Please retype the entries exactly as they stand, leaving out any pictures.

→ **EXTRACTED INFORMATION**:
BEGIN

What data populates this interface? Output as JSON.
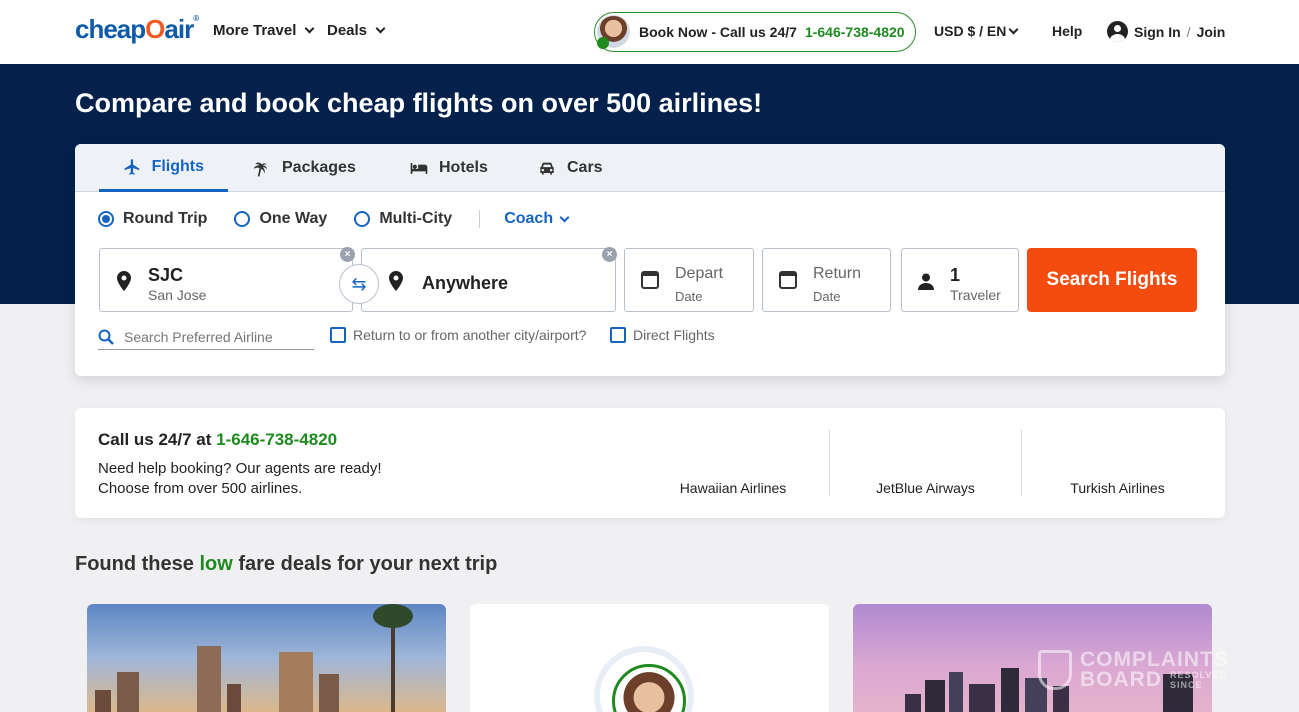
{
  "header": {
    "logo_text": "cheap",
    "logo_zero": "O",
    "logo_air": "air",
    "logo_reg": "®",
    "nav": [
      "More Travel",
      "Deals"
    ],
    "book_label": "Book Now - Call us 24/7",
    "book_phone": "1-646-738-4820",
    "currency": "USD $ / EN",
    "help": "Help",
    "sign_in": "Sign In",
    "sep": "/",
    "join": "Join"
  },
  "hero": {
    "title": "Compare and book cheap flights on over 500 airlines!"
  },
  "tabs": [
    {
      "label": "Flights",
      "icon": "plane-icon",
      "active": true
    },
    {
      "label": "Packages",
      "icon": "palm-tree-icon",
      "active": false
    },
    {
      "label": "Hotels",
      "icon": "bed-icon",
      "active": false
    },
    {
      "label": "Cars",
      "icon": "car-icon",
      "active": false
    }
  ],
  "trip": {
    "options": [
      "Round Trip",
      "One Way",
      "Multi-City"
    ],
    "selected": "Round Trip",
    "cabin": "Coach"
  },
  "fields": {
    "origin_code": "SJC",
    "origin_city": "San Jose",
    "destination": "Anywhere",
    "depart_label": "Depart",
    "depart_sub": "Date",
    "return_label": "Return",
    "return_sub": "Date",
    "travelers_count": "1",
    "travelers_label": "Traveler",
    "search_button": "Search Flights"
  },
  "extras": {
    "airline_placeholder": "Search Preferred Airline",
    "alt_airport": "Return to or from another city/airport?",
    "direct": "Direct Flights"
  },
  "call_card": {
    "title": "Call us 24/7 at",
    "phone": "1-646-738-4820",
    "line1": "Need help booking? Our agents are ready!",
    "line2": "Choose from over 500 airlines.",
    "airlines": [
      "Hawaiian Airlines",
      "JetBlue Airways",
      "Turkish Airlines"
    ]
  },
  "deals": {
    "title_pre": "Found these",
    "title_low": "low",
    "title_post": "fare deals for your next trip"
  },
  "watermark": {
    "line1": "COMPLAINTS",
    "line2": "BOARD",
    "line3": "RESOLVED SINCE"
  },
  "colors": {
    "brand_blue": "#1565c0",
    "hero_navy": "#03214a",
    "cta_orange": "#f44b0e",
    "phone_green": "#1f8a1f"
  }
}
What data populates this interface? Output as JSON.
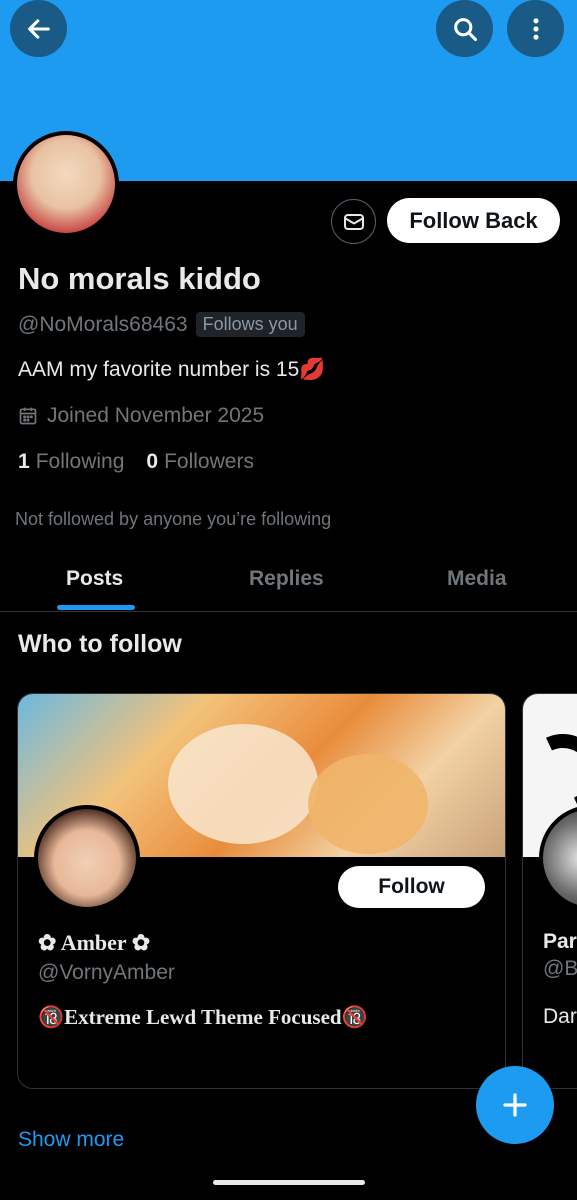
{
  "header": {
    "back_icon": "arrow-left-icon",
    "search_icon": "search-icon",
    "more_icon": "vertical-dots-icon"
  },
  "profile": {
    "name": "No morals kiddo",
    "handle": "@NoMorals68463",
    "follows_you": "Follows you",
    "bio": "AAM my favorite number is 15💋",
    "joined": "Joined November 2025",
    "following_count": "1",
    "following_label": "Following",
    "followers_count": "0",
    "followers_label": "Followers",
    "not_followed": "Not followed by anyone you’re following",
    "follow_back_label": "Follow Back"
  },
  "tabs": [
    {
      "label": "Posts",
      "active": true
    },
    {
      "label": "Replies",
      "active": false
    },
    {
      "label": "Media",
      "active": false
    }
  ],
  "who_to_follow": {
    "title": "Who to follow",
    "cards": [
      {
        "name": "✿ Amber ✿",
        "handle": "@VornyAmber",
        "bio": "🔞Extreme Lewd Theme Focused🔞",
        "follow_label": "Follow"
      },
      {
        "name": "Par",
        "handle": "@B",
        "bio": "Dar"
      }
    ],
    "show_more": "Show more"
  },
  "colors": {
    "accent": "#1d9bf0",
    "background": "#000000",
    "muted": "#71767b"
  }
}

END

→ **RESULT**:
What data populates this interface? Output as JSON.
{
  "header": {
    "logo_text": "cheap",
    "logo_zero": "O",
    "logo_air": "air",
    "logo_reg": "®",
    "nav": [
      "More Travel",
      "Deals"
    ],
    "book_label": "Book Now - Call us 24/7",
    "book_phone": "1-646-738-4820",
    "currency": "USD $ / EN",
    "help": "Help",
    "sign_in": "Sign In",
    "sep": "/",
    "join": "Join"
  },
  "hero": {
    "title": "Compare and book cheap flights on over 500 airlines!"
  },
  "tabs": [
    {
      "label": "Flights",
      "icon": "plane-icon",
      "active": true
    },
    {
      "label": "Packages",
      "icon": "palm-tree-icon",
      "active": false
    },
    {
      "label": "Hotels",
      "icon": "bed-icon",
      "active": false
    },
    {
      "label": "Cars",
      "icon": "car-icon",
      "active": false
    }
  ],
  "trip": {
    "options": [
      "Round Trip",
      "One Way",
      "Multi-City"
    ],
    "selected": "Round Trip",
    "cabin": "Coach"
  },
  "fields": {
    "origin_code": "SJC",
    "origin_city": "San Jose",
    "destination": "Anywhere",
    "depart_label": "Depart",
    "depart_sub": "Date",
    "return_label": "Return",
    "return_sub": "Date",
    "travelers_count": "1",
    "travelers_label": "Traveler",
    "search_button": "Search Flights"
  },
  "extras": {
    "airline_placeholder": "Search Preferred Airline",
    "alt_airport": "Return to or from another city/airport?",
    "direct": "Direct Flights"
  },
  "call_card": {
    "title": "Call us 24/7 at",
    "phone": "1-646-738-4820",
    "line1": "Need help booking? Our agents are ready!",
    "line2": "Choose from over 500 airlines.",
    "airlines": [
      "Hawaiian Airlines",
      "JetBlue Airways",
      "Turkish Airlines"
    ]
  },
  "deals": {
    "title_pre": "Found these",
    "title_low": "low",
    "title_post": "fare deals for your next trip"
  },
  "watermark": {
    "line1": "COMPLAINTS",
    "line2": "BOARD",
    "line3": "RESOLVED SINCE"
  },
  "colors": {
    "brand_blue": "#1565c0",
    "hero_navy": "#03214a",
    "cta_orange": "#f44b0e",
    "phone_green": "#1f8a1f"
  }
}
What data populates this interface? Output as JSON.
{
  "header": {
    "back_icon": "arrow-left-icon",
    "search_icon": "search-icon",
    "more_icon": "vertical-dots-icon"
  },
  "profile": {
    "name": "No morals kiddo",
    "handle": "@NoMorals68463",
    "follows_you": "Follows you",
    "bio": "AAM my favorite number is 15💋",
    "joined": "Joined November 2025",
    "following_count": "1",
    "following_label": "Following",
    "followers_count": "0",
    "followers_label": "Followers",
    "not_followed": "Not followed by anyone you’re following",
    "follow_back_label": "Follow Back"
  },
  "tabs": [
    {
      "label": "Posts",
      "active": true
    },
    {
      "label": "Replies",
      "active": false
    },
    {
      "label": "Media",
      "active": false
    }
  ],
  "who_to_follow": {
    "title": "Who to follow",
    "cards": [
      {
        "name": "✿ Amber ✿",
        "handle": "@VornyAmber",
        "bio": "🔞Extreme Lewd Theme Focused🔞",
        "follow_label": "Follow"
      },
      {
        "name": "Par",
        "handle": "@B",
        "bio": "Dar"
      }
    ],
    "show_more": "Show more"
  },
  "colors": {
    "accent": "#1d9bf0",
    "background": "#000000",
    "muted": "#71767b"
  }
}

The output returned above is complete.